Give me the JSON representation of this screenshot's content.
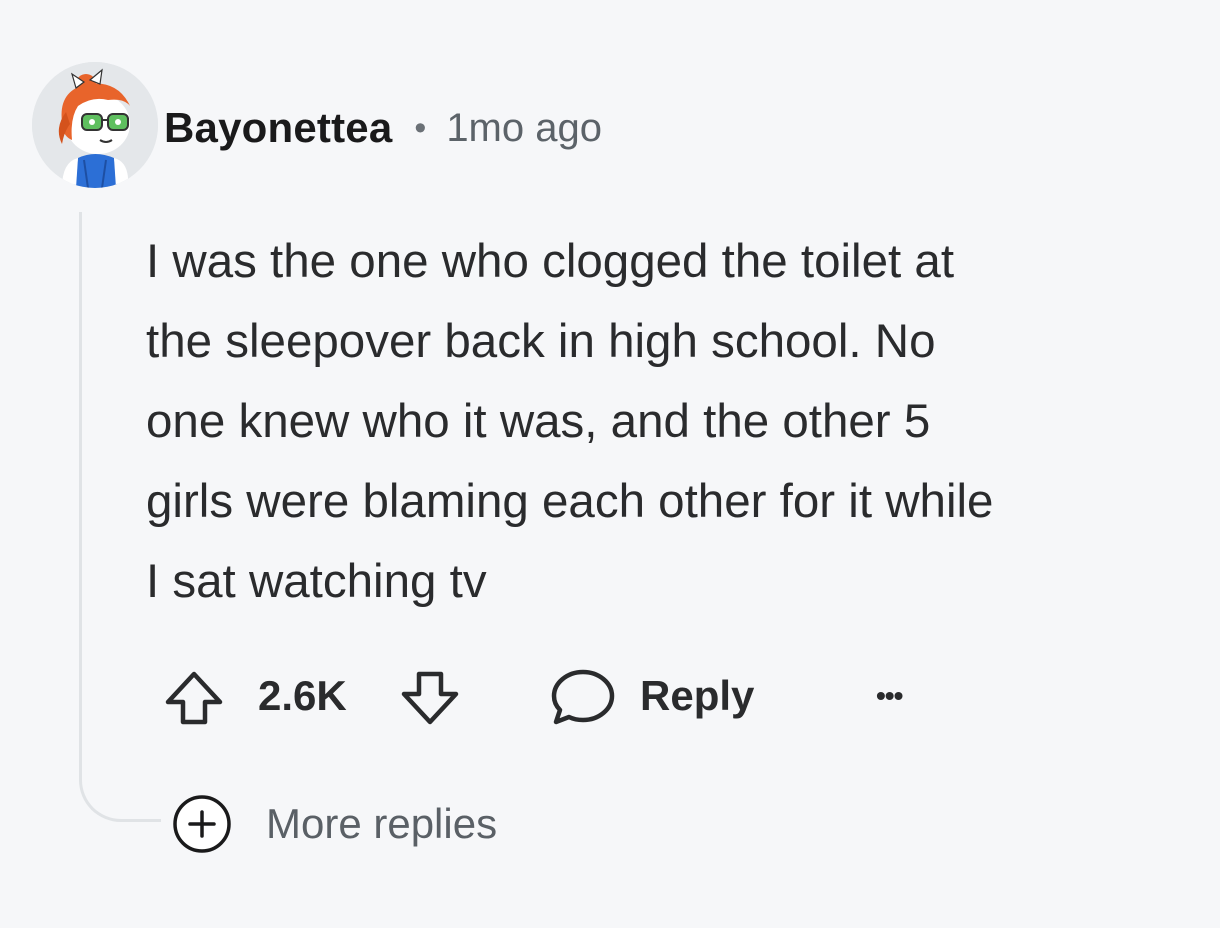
{
  "comment": {
    "author": "Bayonettea",
    "separator": "•",
    "timestamp": "1mo ago",
    "avatar_icon": "avatar-redhead-glasses-icon",
    "body_lines": [
      "I was the one who clogged the toilet at",
      "the sleepover back in high school. No",
      "one knew who it was, and the other 5",
      "girls were blaming each other for it while",
      "I sat watching tv"
    ],
    "score": "2.6K",
    "reply_label": "Reply",
    "more_label": "•••",
    "more_replies_label": "More replies"
  },
  "icons": {
    "upvote": "upvote-arrow-icon",
    "downvote": "downvote-arrow-icon",
    "reply": "speech-bubble-icon",
    "more_replies": "plus-circle-icon"
  },
  "colors": {
    "background": "#f6f7f9",
    "text": "#2a2b2d",
    "muted": "#5c6369",
    "thread_line": "#e0e3e6"
  }
}
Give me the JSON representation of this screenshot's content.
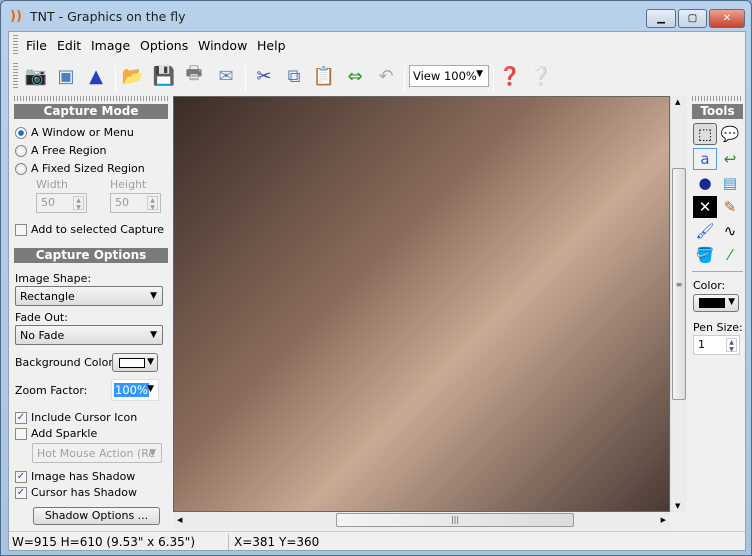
{
  "window": {
    "title": "TNT - Graphics on the fly",
    "minimize": "▁",
    "maximize": "▢",
    "close": "✕"
  },
  "menu": [
    "File",
    "Edit",
    "Image",
    "Options",
    "Window",
    "Help"
  ],
  "toolbar": {
    "view": "View 100%",
    "icons": [
      "camera-icon",
      "window-capture-icon",
      "sparkle-icon",
      "open-folder-icon",
      "save-icon",
      "print-icon",
      "email-icon",
      "cut-icon",
      "copy-icon",
      "paste-icon",
      "resize-icon",
      "undo-icon",
      "help-pointer-icon",
      "help-icon"
    ]
  },
  "capture_mode": {
    "header": "Capture Mode",
    "options": [
      "A Window or Menu",
      "A Free Region",
      "A Fixed Sized Region"
    ],
    "selected": 0,
    "width_label": "Width",
    "height_label": "Height",
    "width": "50",
    "height": "50",
    "add_to_selected": "Add to selected Capture",
    "add_to_selected_checked": false
  },
  "capture_options": {
    "header": "Capture Options",
    "image_shape_label": "Image Shape:",
    "image_shape": "Rectangle",
    "fade_out_label": "Fade Out:",
    "fade_out": "No Fade",
    "bg_color_label": "Background Color:",
    "bg_color": "#ffffff",
    "zoom_label": "Zoom Factor:",
    "zoom": "100%",
    "include_cursor": "Include Cursor Icon",
    "include_cursor_checked": true,
    "add_sparkle": "Add Sparkle",
    "add_sparkle_checked": false,
    "sparkle_action": "Hot Mouse Action (Re",
    "image_shadow": "Image has Shadow",
    "image_shadow_checked": true,
    "cursor_shadow": "Cursor has Shadow",
    "cursor_shadow_checked": true,
    "shadow_options": "Shadow Options ..."
  },
  "tools": {
    "header": "Tools",
    "items": [
      "select-rect-icon",
      "callout-icon",
      "text-icon",
      "arrow-icon",
      "shapes-icon",
      "image-icon",
      "cross-icon",
      "pencil-icon",
      "paintbrush-icon",
      "freehand-icon",
      "fill-bucket-icon",
      "eyedropper-icon"
    ],
    "color_label": "Color:",
    "color": "#000000",
    "pen_size_label": "Pen Size:",
    "pen_size": "1"
  },
  "status": {
    "dims": "W=915  H=610  (9.53\" x 6.35\")",
    "coords": "X=381  Y=360"
  }
}
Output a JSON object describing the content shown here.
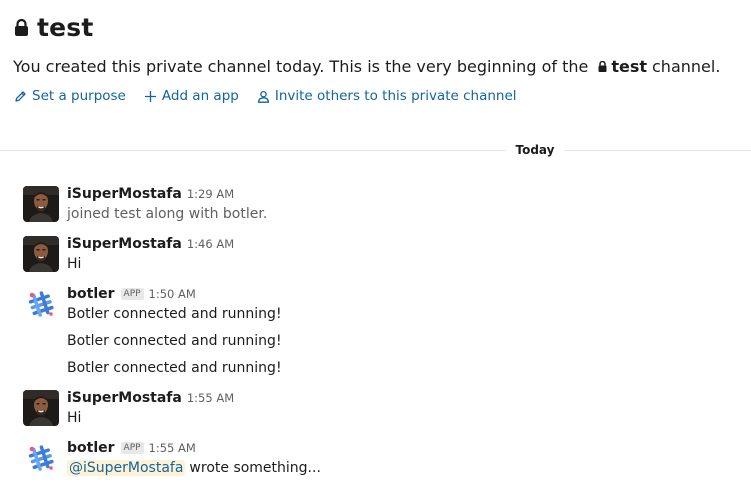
{
  "channel": {
    "name": "test"
  },
  "intro": {
    "text": "You created this private channel today. This is the very beginning of the",
    "channel_name": "test",
    "suffix": "channel."
  },
  "actions": [
    {
      "label": "Set a purpose",
      "icon": "pencil-icon"
    },
    {
      "label": "Add an app",
      "icon": "plus-icon"
    },
    {
      "label": "Invite others to this private channel",
      "icon": "person-icon"
    }
  ],
  "day_divider": "Today",
  "messages": [
    {
      "author": "iSuperMostafa",
      "time": "1:29 AM",
      "lines": [
        "joined test along with botler."
      ]
    },
    {
      "author": "iSuperMostafa",
      "time": "1:46 AM",
      "lines": [
        "Hi"
      ]
    },
    {
      "author": "botler",
      "badge": "APP",
      "time": "1:50 AM",
      "lines": [
        "Botler connected and running!",
        "Botler connected and running!",
        "Botler connected and running!"
      ]
    },
    {
      "author": "iSuperMostafa",
      "time": "1:55 AM",
      "lines": [
        "Hi"
      ]
    },
    {
      "author": "botler",
      "badge": "APP",
      "time": "1:55 AM",
      "mention": "@iSuperMostafa",
      "lines": [
        "wrote something..."
      ]
    }
  ],
  "colors": {
    "link": "#1264a3",
    "mention_bg": "#fdf3d4",
    "botler_blue": "#3e7bd6",
    "botler_pink": "#e8578c"
  }
}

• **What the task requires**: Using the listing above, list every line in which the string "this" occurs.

• **Response area**:
Give me the JSON representation of this screenshot's content.
Give me the JSON representation of this screenshot's content.
    "text": "You created this private channel today. This is the very beginning of the",
      "label": "Invite others to this private channel",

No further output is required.